“Long Goodbyes

I miss all of the long goodbyes

of my parent’s guests

taking their leave by not leaving

when it was time to go.  Someone would sign

Better go home we but hours would pass

around our round table—

the bowls of our hands offering

confession after confession

assuring us that we are we—

before anyone stands up.

Then others, sighing, will stand up

slowly and slowly walk

through our house, pausing

where the walls offer stories,

reasons to stay longer

and touch more things with our hands.

I remember how long,

how wonderfully they stood

unwilling to open the front door,

signing away with warm faces

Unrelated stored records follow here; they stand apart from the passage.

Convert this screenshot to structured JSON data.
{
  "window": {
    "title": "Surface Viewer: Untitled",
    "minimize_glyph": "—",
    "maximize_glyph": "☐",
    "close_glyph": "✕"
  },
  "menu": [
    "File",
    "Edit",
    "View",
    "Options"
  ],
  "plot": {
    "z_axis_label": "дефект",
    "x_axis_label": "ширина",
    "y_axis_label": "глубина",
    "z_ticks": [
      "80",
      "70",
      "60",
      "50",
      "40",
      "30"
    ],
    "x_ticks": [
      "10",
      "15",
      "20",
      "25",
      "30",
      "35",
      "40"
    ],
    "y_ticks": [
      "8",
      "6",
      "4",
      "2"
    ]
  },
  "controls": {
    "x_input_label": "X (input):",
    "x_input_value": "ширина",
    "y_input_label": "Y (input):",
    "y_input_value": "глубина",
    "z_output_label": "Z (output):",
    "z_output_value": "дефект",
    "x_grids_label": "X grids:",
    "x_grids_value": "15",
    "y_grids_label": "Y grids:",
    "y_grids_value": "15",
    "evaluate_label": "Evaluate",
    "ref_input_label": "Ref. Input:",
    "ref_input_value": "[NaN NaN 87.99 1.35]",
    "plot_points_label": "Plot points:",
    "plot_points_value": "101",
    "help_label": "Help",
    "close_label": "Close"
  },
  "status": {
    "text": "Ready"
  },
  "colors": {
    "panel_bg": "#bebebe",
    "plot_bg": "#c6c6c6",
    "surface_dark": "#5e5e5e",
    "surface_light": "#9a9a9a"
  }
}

and hugging goodbye again

before going gently into the night.

My family would huddle to watch

their cars’ headlights roll away

but pause to flash in the Deaf way,

waving goodbye to our house.

How we children dashed inside

to light switches for our house

to wave back goodbye,

light to light bright in the night!

Now that I am grown

and have my own family, do come

for a visit but do not leave

when it is time to go.  Sign, do sign

Better go home we and our hands

will make time go suddenly slow.”


navigating the waters of poetry and fiction


I must admit, I write from the poet in me first and foremost, and I’m so in love with poetry, that I don’t want to ever put that part of me aside.  Lyrical fiction has been the “answer” for me, after working for a long time between the genres of fiction and poetry and discovering that my voice pours out more naturally when I either write a poem OR a novel.


This isn’t true for everyone, and I LOVE some of the cross-genre writings I’ve studied (anything by Bhanu Kapil, a friend and fellow AROHO 2011 women’s writing retreat presenter, who was also one of my advisors from Goddard College).  I’ve also read a lot by Carole Maso and Anne Carson.


My first novel, Makara, was initially cross-genre, but through numerous edits, it became clear that lyrical fiction was the way that story needed to be told.


Now, I’m working on yet another fiction project, and this time for Young Adults, and I’m working faster than my usual pace (Makara took 2 years of serious, full time writing, and then 4 years of submitting and small edits here and there).

I’ve started my newest novel only 15 days ago, and have written a total of 27,048 words (almost half the minimum length it will be upon completion).  For this book, I’ve been thinking through the entire plot every night while laying in bed, and all day while doing other things.

Within a few days of starting, I knew the “log line”, which is a one sentence description of the whole book.  This is essential for anyone writing a book-length work.  I’ve heard this from agents as well as fellow writers, and it’s why I haven’t been able to write a good-enough draft of my memoir-in-progress (because I still can’t figure out what that one sentence IS yet).


I’d like to not discuss my current project’s plot yet, but I can say that figuring out the plot before really getting into the story was essential.

The book I wrote between this one and Makara was something I wrote day-by-day, without thinking about plot until a few drafts into it.  It took me one month to write a rough first draft of that one, one year off, then one and a half years of intense editing to get a “finished” draft (draft fifteen!).  But the market isn’t biting for that one, so, it’s going on the shelf for a while, and I am now conducting a writerly experiment with this current project:

HOW FAST can I write a GOOD WORKING DRAFT of a novel in a new genre?

Some smaller questions to consider would be:

Will it be fun, or hellish?

How much will it suck?

How much will my friends and family end up hating me for ignoring them for 4-6 weeks?


Because it would be safe to say that this blog might otherwise get pushed aside in the coming weeks as I work hard to write an entire manuscript, I will use this blog to update on my progress.


I’ll also be posting more on AROHO women’s writing retreats, which take place every two years at Ghost Ranch in New Mexico.  I’m going for the second time this August, though I won’t be presenting this time, just attending, and soaking up all that amazing writer/artist energy at the ranch.


Wishing everyone the best of luck in all of their creative endeavors.